The first section of the bike went well. I felt good but I conserved. I passed whenever possible, but there were several times I should have taken passes when the riders ahead of me weren’t yielding. The bike course was crowded with open race riders, sport race riders and duathlon riders.
The 3-mile, 600 foot climb littered with loose rock killed me last year causing me to walk quite a bit of it. This year, I settled into a groove and climbed it nonstop. 600 feet might not sound like much in 3 miles, but this one gets really, really steep in sections and then may level off a bit for a short duration.
During the climb, one of my age group competitors passed me going pretty fast. I let him go, knowing that pushing it would probably not be to my advantage.
Another guy in my age group attempted to pass me, but I could tell he was overdoing it as he was breathing really, really hard. It was usually on one of the leveled-off parts. Knowing another steep section would be coming up, I let him go for a bit. Then as soon as it got steep, I would motor past him expending very little extra effort. We continued to leap frog to the summit where at the top I left him on the fast descent.
At Blood Rock, I came in feeling pretty good that I conquered the hill, but nervous that I couldn’t get it smooth the day before. It consisted of 4 or 5 big drops and 40 or so spectators waiting to see a crash. I went thru the entire section as smooth as butter. As I cleared the last drop, the spectators cheered and I was grinning from ear to ear.
The rest of the bike went pretty smoothly with the exception of one situation where someone had a minor crash which caused 4or 5 of us to come to a stop. I grabbed my bike and ran off the trail and around the situation allowing me to pass about three people.
I finished off the tail end of my nutrition bottle as I approached transition. I basically took a swig from it every 15 mins while on the bike. During the bike leg, we passed two water stops that allowed me to grab water on the fly.
Coming into transition, I did a rolling dismount within inches of the dismount line and ran into transition.
Last year: 1:35:20
T2 went very well. I racked the bike, ditched the helmet, changed shoes, grabbed my hat and bib and ran out of transition grabbing a water at the exit. As I mentioned earlier, I forgot a Gu to take with me.
Result: 46 seconds
Last year: unknown
Heading out on the run, I felt pretty good. It had started to rain a little, which I welcomed. Again, I was hoping the bottom of the sky would fall out.

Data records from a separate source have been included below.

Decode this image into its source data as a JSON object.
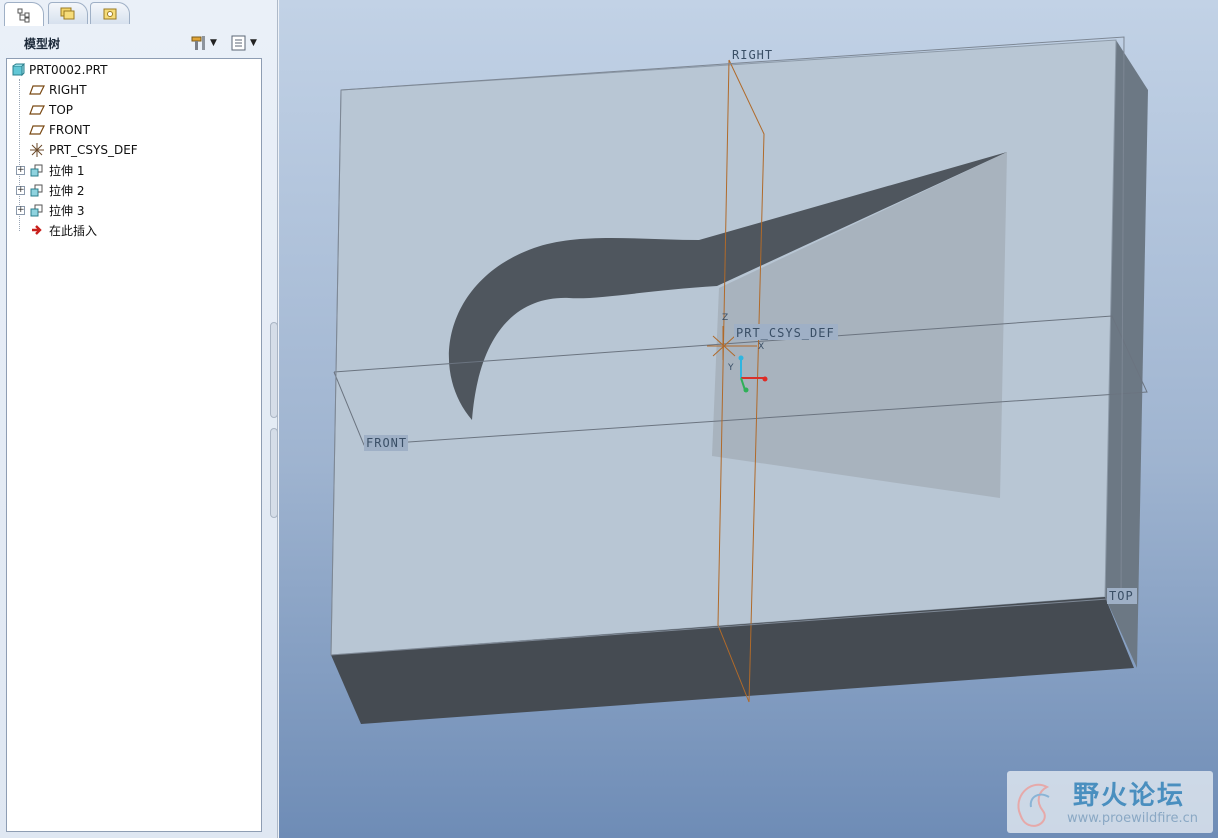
{
  "navigator": {
    "tabs": [
      {
        "name": "model-tree-tab",
        "icon": "model-tree-icon",
        "active": true
      },
      {
        "name": "folder-browser-tab",
        "icon": "folder-stack-icon",
        "active": false
      },
      {
        "name": "favorites-tab",
        "icon": "favorites-icon",
        "active": false
      }
    ],
    "header": {
      "title": "模型树",
      "settings_icon": "tools-icon",
      "show_icon": "list-icon"
    },
    "tree": {
      "root": "PRT0002.PRT",
      "items": [
        {
          "label": "RIGHT",
          "icon": "datum-plane-icon",
          "expandable": false
        },
        {
          "label": "TOP",
          "icon": "datum-plane-icon",
          "expandable": false
        },
        {
          "label": "FRONT",
          "icon": "datum-plane-icon",
          "expandable": false
        },
        {
          "label": "PRT_CSYS_DEF",
          "icon": "coordinate-system-icon",
          "expandable": false
        },
        {
          "label": "拉伸 1",
          "icon": "extrude-icon",
          "expandable": true
        },
        {
          "label": "拉伸 2",
          "icon": "extrude-icon",
          "expandable": true
        },
        {
          "label": "拉伸 3",
          "icon": "extrude-icon",
          "expandable": true
        },
        {
          "label": "在此插入",
          "icon": "insert-here-arrow-icon",
          "expandable": false
        }
      ]
    }
  },
  "viewport": {
    "labels": {
      "right": "RIGHT",
      "front": "FRONT",
      "top": "TOP",
      "csys": "PRT_CSYS_DEF",
      "axis_x": "X",
      "axis_y": "Y",
      "axis_z": "Z"
    },
    "colors": {
      "datum_plane_edge": "#b06a2a",
      "block_face": "#b7c5d2",
      "block_bottom": "#454b52"
    }
  },
  "watermark": {
    "title": "野火论坛",
    "url": "www.proewildfire.cn"
  }
}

I carried a lot of speed into the first section of the race because I knew the hills wouldn’t be for a while. I tried to focus on just keeping a good steady pace without blowing up and making up as much time as possible before the hills. When I got to the first water stop, I grabbed a Gatorade. Yuck. Man, do I HATE Gatorade. But since I forgot my Gu, I had to take in something.
Then the hills started. On the first climb I began to get a cramp in my right quad. I began to walk the rest of the hill. It subsided once I topped the hill and never came back. So I decided to run the hills to the point that I thought was either too tough to run, or that power walking would have been more efficient/faster. I barreled down on the downhills and made time I lost on the climbs. At one point someone passed me from my age group on a hill, and I caught him on the downhill. We continued the same cycle for the next hill. Once I caught up to him, we exchanged pleasantries and introduced ourselves. I asked if he had ever raced this course before, and he said he hadn’t. So when he took off on the next climb, I let him go thinking he’d burn himself out on the next 4 hills. I never caught back up. Guess it wasn’t the best strategy for me to take. By the way, he finished just ahead of me. We both passed another guy from our age group during our game of cat and mouse.
Once I hit the road, I poured on what I had left down the road and around the last section of lake before the finish.
Last year: 1:01:15.
Entire Race this year: 2:51:09
Enitre Race last year: 3:11:10
Last year I finished 93rd OA and 12th in my AG. This year, 51st OA and 7th AG, so a definite improvement. I was 15 minutes away from a 3rd place finish and qualification for Worlds. I still have work to do.